Volcanologists have long recognized that measuring the chemical composition and emission rates of these discharged volatiles can help them understand the physical and chemical processes occurring within volcanic systems. However, in the past, continuous monitoring of gas emissions has been difficult because of the remote locations of many active volcanoes and the harsh environmental conditions at these sites.
In late April, 40 scientists collaborating in the Network for Observation of Volcanic and Atmospheric Change (NOVAC) gathered for the first time in 5 years. The meeting, held on Turrialba Volcano in Costa Rica, was intended to provide a platform for the exchange of experiences with NOVAC instrumentation, spectral evaluation, and data interpretation.
Additional publication details
|Publication Subtype||Journal Article|
|Title||Monitoring gas emissions can help forecast volcanic eruptions|
|Series title||Eos, Earth and Space Science News|
|Publisher||American Geophysical Union|
|Publisher location||Washington, DC|

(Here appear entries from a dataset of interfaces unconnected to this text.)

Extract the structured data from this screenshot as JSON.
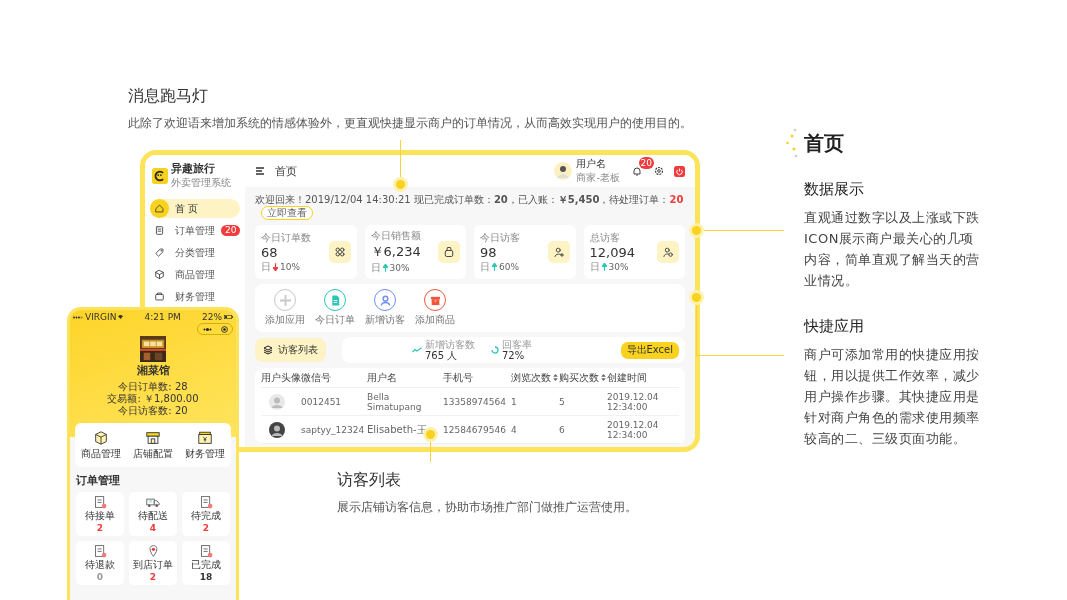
{
  "marquee_note": {
    "title": "消息跑马灯",
    "text": "此除了欢迎语来增加系统的情感体验外，更直观快捷显示商户的订单情况，从而高效实现用户的使用目的。"
  },
  "dashboard": {
    "brand": {
      "name": "异趣旅行",
      "subtitle": "外卖管理系统"
    },
    "sidebar": {
      "items": [
        {
          "label": "首 页",
          "selected": true,
          "kind": "home"
        },
        {
          "label": "订单管理",
          "selected": false,
          "kind": "order",
          "badge": "20"
        },
        {
          "label": "分类管理",
          "selected": false,
          "kind": "tag"
        },
        {
          "label": "商品管理",
          "selected": false,
          "kind": "cube"
        },
        {
          "label": "财务管理",
          "selected": false,
          "kind": "wallet"
        }
      ]
    },
    "header": {
      "title": "首页",
      "user_name": "用户名",
      "user_role": "商家-老板",
      "notifications": "20"
    },
    "welcome": {
      "text": "欢迎回来！2019/12/04 14:30:21 现已完成订单数：**20**，已入账：**￥5,450**，待处理订单：",
      "pending": "20",
      "button": "立即查看"
    },
    "stats": [
      {
        "label": "今日订单数",
        "value": "68",
        "period": "日",
        "rising": false,
        "change": "10%",
        "kind": "grid"
      },
      {
        "label": "今日销售额",
        "value": "￥6,234",
        "period": "日",
        "rising": true,
        "change": "30%",
        "kind": "money"
      },
      {
        "label": "今日访客",
        "value": "98",
        "period": "日",
        "rising": true,
        "change": "60%",
        "kind": "user-add"
      },
      {
        "label": "总访客",
        "value": "12,094",
        "period": "日",
        "rising": true,
        "change": "30%",
        "kind": "user-time"
      }
    ],
    "quick_apps": [
      {
        "label": "添加应用",
        "kind": "add",
        "color": "#c8c8c8"
      },
      {
        "label": "今日订单",
        "kind": "document",
        "color": "#2cc6b4"
      },
      {
        "label": "新增访客",
        "kind": "person",
        "color": "#6f8ff5"
      },
      {
        "label": "添加商品",
        "kind": "box",
        "color": "#f0563a"
      }
    ],
    "visitor_bar": {
      "tab": "访客列表",
      "metrics": [
        {
          "label": "新增访客数",
          "value": "765 人",
          "kind": "line"
        },
        {
          "label": "回客率",
          "value": "72%",
          "kind": "ring"
        }
      ],
      "button": "导出Excel"
    },
    "table": {
      "columns": [
        {
          "label": "用户头像",
          "sortable": false
        },
        {
          "label": "微信号",
          "sortable": false
        },
        {
          "label": "用户名",
          "sortable": false
        },
        {
          "label": "手机号",
          "sortable": false
        },
        {
          "label": "浏览次数",
          "sortable": true
        },
        {
          "label": "购买次数",
          "sortable": true
        },
        {
          "label": "创建时间",
          "sortable": false
        }
      ],
      "rows": [
        {
          "cells": [
            "",
            "0012451",
            "Bella Simatupang",
            "13358974564",
            "1",
            "5",
            "2019.12.04 12:34:00"
          ]
        },
        {
          "cells": [
            "",
            "saptyy_12324",
            "Elisabeth-王",
            "12584679546",
            "4",
            "6",
            "2019.12.04 12:34:00"
          ]
        }
      ]
    }
  },
  "phone": {
    "status": {
      "carrier": "VIRGIN",
      "time": "4:21 PM",
      "battery": "22%"
    },
    "store": {
      "name": "湘菜馆"
    },
    "stats": [
      "今日订单数: 28",
      "交易额: ￥1,800.00",
      "今日访客数: 20"
    ],
    "menu": [
      {
        "label": "商品管理",
        "kind": "box"
      },
      {
        "label": "店铺配置",
        "kind": "store"
      },
      {
        "label": "财务管理",
        "kind": "finance"
      }
    ],
    "orders_title": "订单管理",
    "orders": [
      {
        "label": "待接单",
        "count": "2",
        "kind": "doc",
        "color": "#f03c3c"
      },
      {
        "label": "待配送",
        "count": "4",
        "kind": "truck",
        "color": "#f03c3c"
      },
      {
        "label": "待完成",
        "count": "2",
        "kind": "doc",
        "color": "#f03c3c"
      },
      {
        "label": "待退款",
        "count": "0",
        "kind": "doc",
        "color": "#999999"
      },
      {
        "label": "到店订单",
        "count": "2",
        "kind": "pin",
        "color": "#f03c3c"
      },
      {
        "label": "已完成",
        "count": "18",
        "kind": "doc",
        "color": "#333333"
      }
    ]
  },
  "visitor_note": {
    "title": "访客列表",
    "text": "展示店铺访客信息，协助市场推广部门做推广运营使用。"
  },
  "side_panel": {
    "title": "首页",
    "sections": [
      {
        "title": "数据展示",
        "text": "直观通过数字以及上涨或下跌ICON展示商户最关心的几项内容，简单直观了解当天的营业情况。"
      },
      {
        "title": "快捷应用",
        "text": "商户可添加常用的快捷应用按钮，用以提供工作效率，减少用户操作步骤。其快捷应用是针对商户角色的需求使用频率较高的二、三级页面功能。"
      }
    ]
  }
}
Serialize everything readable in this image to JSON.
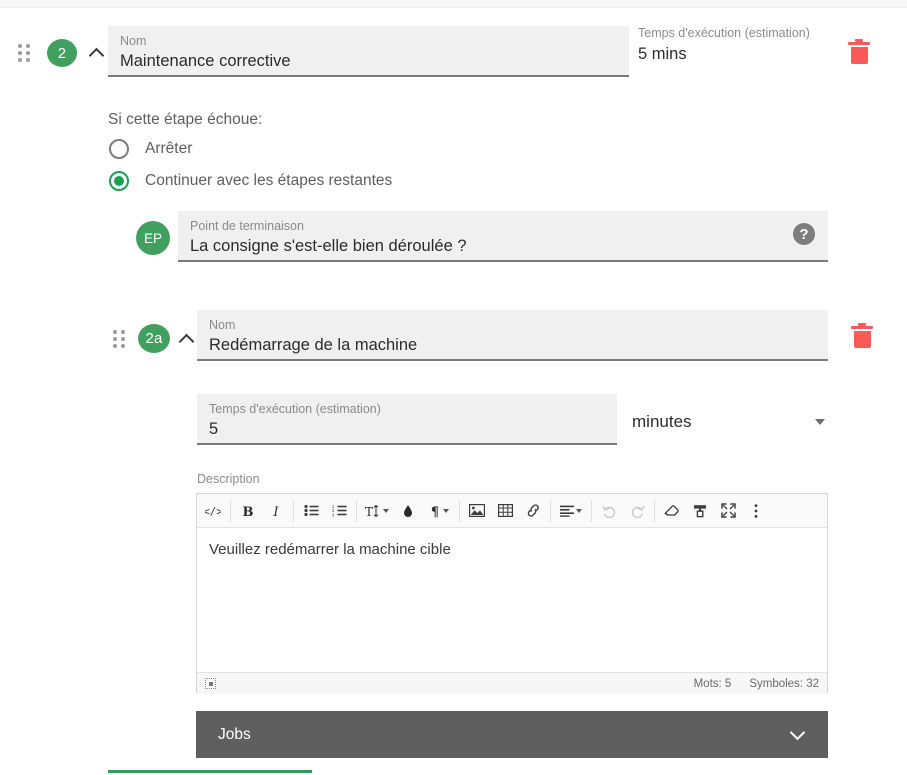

|Contributing office(s)||Volcano Science Center|
|Online Only (Y/N)||N|
|Additional Online Files (Y/N)||N|